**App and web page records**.
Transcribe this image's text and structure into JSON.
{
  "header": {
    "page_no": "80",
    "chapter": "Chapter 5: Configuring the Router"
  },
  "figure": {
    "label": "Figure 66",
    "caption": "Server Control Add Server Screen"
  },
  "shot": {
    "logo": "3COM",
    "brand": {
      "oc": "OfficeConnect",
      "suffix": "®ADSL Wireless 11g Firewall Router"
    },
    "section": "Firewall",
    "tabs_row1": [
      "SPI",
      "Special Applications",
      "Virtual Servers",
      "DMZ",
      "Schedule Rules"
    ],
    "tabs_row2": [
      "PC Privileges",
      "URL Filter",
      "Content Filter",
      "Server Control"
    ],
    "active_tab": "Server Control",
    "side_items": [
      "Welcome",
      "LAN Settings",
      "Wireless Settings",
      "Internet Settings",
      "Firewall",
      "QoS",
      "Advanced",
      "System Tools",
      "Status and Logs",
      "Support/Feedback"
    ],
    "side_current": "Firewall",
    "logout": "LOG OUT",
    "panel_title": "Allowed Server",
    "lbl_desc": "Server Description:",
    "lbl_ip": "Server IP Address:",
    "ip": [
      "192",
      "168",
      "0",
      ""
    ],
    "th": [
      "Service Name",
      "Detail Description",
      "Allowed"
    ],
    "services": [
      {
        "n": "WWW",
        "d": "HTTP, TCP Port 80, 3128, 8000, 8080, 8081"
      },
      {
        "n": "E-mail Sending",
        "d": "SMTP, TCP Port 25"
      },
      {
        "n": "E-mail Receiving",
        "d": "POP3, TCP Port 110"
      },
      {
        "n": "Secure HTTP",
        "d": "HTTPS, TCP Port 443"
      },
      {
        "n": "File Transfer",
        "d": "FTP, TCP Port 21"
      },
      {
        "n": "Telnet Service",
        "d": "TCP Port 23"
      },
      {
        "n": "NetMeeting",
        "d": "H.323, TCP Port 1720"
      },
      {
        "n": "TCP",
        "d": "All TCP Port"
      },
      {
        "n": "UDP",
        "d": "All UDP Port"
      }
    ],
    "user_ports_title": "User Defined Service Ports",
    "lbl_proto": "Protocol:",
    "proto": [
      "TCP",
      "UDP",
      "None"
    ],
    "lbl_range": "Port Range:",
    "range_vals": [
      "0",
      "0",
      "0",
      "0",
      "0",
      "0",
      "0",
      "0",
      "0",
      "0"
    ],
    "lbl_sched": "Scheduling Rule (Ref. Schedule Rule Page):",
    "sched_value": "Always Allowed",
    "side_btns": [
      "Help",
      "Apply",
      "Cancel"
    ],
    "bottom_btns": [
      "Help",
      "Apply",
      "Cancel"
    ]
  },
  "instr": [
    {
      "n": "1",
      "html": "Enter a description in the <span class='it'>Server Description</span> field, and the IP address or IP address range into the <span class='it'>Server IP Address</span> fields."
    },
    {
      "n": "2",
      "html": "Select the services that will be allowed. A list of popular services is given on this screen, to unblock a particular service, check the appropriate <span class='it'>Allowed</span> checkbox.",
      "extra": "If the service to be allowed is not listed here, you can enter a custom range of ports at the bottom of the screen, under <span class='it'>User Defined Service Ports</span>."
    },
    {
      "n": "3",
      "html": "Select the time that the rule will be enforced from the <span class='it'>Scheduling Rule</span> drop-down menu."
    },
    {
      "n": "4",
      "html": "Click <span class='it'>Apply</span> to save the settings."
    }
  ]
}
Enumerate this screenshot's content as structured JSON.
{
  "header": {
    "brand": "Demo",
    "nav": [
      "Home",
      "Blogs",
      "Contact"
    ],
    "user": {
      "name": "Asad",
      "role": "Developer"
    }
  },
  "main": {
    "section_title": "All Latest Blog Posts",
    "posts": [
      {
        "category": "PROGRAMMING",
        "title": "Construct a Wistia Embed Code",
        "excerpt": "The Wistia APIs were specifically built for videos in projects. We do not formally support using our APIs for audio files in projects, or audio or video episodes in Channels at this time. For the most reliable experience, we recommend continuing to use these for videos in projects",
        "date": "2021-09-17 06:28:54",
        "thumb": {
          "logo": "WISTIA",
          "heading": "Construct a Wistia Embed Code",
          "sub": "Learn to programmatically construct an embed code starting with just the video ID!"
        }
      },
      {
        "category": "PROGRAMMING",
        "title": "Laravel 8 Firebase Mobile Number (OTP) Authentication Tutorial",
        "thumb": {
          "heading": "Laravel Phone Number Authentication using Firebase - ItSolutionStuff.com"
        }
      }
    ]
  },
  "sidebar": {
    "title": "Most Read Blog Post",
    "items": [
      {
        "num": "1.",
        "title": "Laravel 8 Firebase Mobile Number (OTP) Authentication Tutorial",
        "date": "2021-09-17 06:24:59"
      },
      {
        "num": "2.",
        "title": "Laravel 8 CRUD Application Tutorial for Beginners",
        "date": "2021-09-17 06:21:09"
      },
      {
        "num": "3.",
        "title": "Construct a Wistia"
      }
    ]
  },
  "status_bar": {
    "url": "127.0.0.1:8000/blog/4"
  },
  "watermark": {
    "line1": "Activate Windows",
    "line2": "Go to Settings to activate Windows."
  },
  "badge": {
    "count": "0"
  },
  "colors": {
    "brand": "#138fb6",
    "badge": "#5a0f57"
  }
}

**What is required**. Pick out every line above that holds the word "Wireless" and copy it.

**Result of this task**.
      "suffix": "®ADSL Wireless 11g Firewall Router"
      "Wireless Settings",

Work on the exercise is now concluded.